Meeting the demands of the next generation The tools capable of supporting the work of the multi-functional wireless engineer are already on the market. They are particularly useful for advanced research and design problems, such as modeling multi-antenna MIMO systems found in LTE and WLAN systems and 5G proposals, including antenna arrays, propagation patterns, and beamforming.
As a result, engineers can eliminate steps and deliver working designs faster because they can prove compliance with standards in simulation and over-the-air tests, and explore and optimize system designs with joint baseband-RF simulations.
Teams can eliminate design problems before moving to implementation, and streamline verification with built-in reference models. Further, engineers can harness these tools to reuse models to speed up design iterations and next-generation projects, allowing them to accelerate the design of next generation wireless communications systems.
Topics covered in this article.The principle of the dual frequency operation is to make the antenna a combination of two monopoles. connected in parallel at the feed point, each operating at a specified frequency mode.
The design of dual band.
monopole antenna starts with designing of the radiating element. systems, the Wireless Communications Symposium invites original contributions in, but not limited to, the following topical areas: Antennas, smart antennas, and space-time processing. In this modern era of wireless communication, many engineers are showing interest to do specialization in communication fields, but this requires basic knowledge of fundamental communication concepts such as types of antennas, electromagnetic radiation and various phenomena related to propagation, metin2sell.com case of wireless communication systems, antennas play a prominent role as they convert the.
Efficient GHz Rectenna Design with high Harmonic Rejection for Wireless Power Transmission harmonics to improve system performance and prevent harmonics interference. harmonic rejection property is proposed it shown in figure 1.
Figure 1. Proposed rectenna with harmonic rejection 2. Antenna design The rectangular radiating patch is. Mobile and wireless communications applications have a clear impact on improving the humanity wellbeing.

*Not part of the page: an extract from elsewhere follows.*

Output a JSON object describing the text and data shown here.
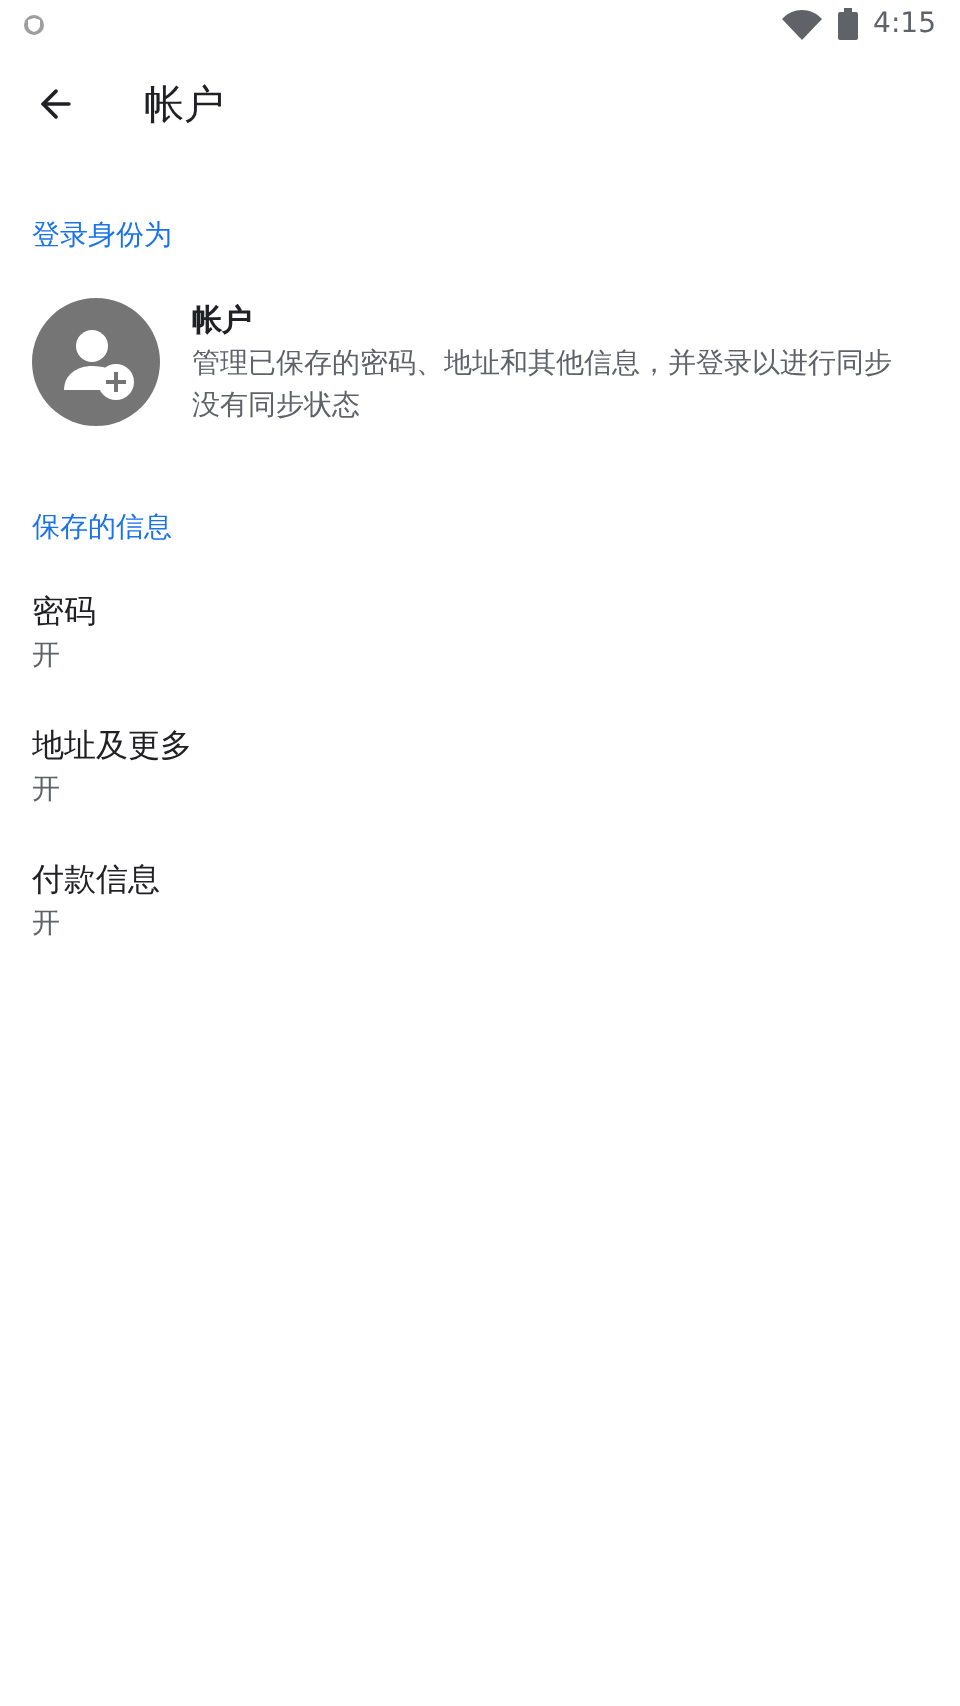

From cell phones to wireless internet to home and office devices, most of the applications are converted from wired into wireless communication. MIMO Technology for Advanced Wireless Local Area Networks Jeffrey M. Gilbert Atheros Commications, Inc. Traditional wireless communication systems use a single antenna for transmission and a single antenna for reception.
Such systems are CHALLENGES IN MIMO DESIGN MIMO systems deliver greater performance, but with.